Prompt
Whenever the string "this" turns up in a line below, that line should be copied.

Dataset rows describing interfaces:

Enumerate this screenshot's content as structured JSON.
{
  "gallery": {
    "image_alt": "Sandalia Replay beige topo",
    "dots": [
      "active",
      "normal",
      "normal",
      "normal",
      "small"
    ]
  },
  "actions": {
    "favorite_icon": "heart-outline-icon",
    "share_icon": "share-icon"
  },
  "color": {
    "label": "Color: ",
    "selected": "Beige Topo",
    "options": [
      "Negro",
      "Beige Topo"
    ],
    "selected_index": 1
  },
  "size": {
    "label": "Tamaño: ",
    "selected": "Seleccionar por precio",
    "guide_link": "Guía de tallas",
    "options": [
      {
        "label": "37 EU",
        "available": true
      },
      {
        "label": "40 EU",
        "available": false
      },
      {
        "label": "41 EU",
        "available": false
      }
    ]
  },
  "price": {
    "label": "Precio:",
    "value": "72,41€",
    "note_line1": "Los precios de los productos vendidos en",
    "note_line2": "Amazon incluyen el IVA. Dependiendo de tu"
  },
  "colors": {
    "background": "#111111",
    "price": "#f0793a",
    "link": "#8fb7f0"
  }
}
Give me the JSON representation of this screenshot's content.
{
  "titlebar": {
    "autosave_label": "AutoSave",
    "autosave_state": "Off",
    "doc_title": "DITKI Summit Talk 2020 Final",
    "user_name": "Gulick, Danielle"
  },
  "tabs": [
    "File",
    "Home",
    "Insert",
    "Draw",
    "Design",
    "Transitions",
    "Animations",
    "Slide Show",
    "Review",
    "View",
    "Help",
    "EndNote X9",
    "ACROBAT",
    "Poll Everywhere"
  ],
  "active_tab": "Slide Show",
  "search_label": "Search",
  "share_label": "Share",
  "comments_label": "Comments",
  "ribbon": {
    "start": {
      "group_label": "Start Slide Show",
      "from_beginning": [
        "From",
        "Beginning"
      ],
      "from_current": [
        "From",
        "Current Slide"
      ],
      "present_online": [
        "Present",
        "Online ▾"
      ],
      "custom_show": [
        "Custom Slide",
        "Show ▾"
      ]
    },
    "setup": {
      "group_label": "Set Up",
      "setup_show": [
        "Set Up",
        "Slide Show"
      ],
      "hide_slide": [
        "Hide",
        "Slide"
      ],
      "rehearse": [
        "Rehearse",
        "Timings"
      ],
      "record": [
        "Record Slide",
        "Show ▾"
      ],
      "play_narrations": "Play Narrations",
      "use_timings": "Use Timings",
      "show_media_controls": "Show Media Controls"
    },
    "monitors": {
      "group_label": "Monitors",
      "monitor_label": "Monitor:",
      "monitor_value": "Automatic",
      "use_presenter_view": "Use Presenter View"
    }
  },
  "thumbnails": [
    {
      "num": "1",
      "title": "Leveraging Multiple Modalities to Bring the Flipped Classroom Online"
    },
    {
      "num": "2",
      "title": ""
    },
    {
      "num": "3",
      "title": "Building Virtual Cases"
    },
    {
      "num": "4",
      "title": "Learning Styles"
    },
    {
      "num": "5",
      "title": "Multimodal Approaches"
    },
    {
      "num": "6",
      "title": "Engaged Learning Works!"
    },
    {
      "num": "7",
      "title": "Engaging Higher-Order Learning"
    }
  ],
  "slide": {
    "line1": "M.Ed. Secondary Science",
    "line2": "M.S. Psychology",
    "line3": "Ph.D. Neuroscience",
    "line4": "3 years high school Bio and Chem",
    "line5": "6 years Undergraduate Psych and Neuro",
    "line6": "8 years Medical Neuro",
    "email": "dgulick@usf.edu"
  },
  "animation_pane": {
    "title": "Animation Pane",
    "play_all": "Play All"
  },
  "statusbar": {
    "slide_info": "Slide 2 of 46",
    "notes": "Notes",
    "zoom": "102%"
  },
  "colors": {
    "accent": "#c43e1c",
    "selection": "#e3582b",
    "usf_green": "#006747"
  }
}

Task output
Enumerate this screenshot's content as structured JSON.
Give me the JSON representation of this screenshot's content.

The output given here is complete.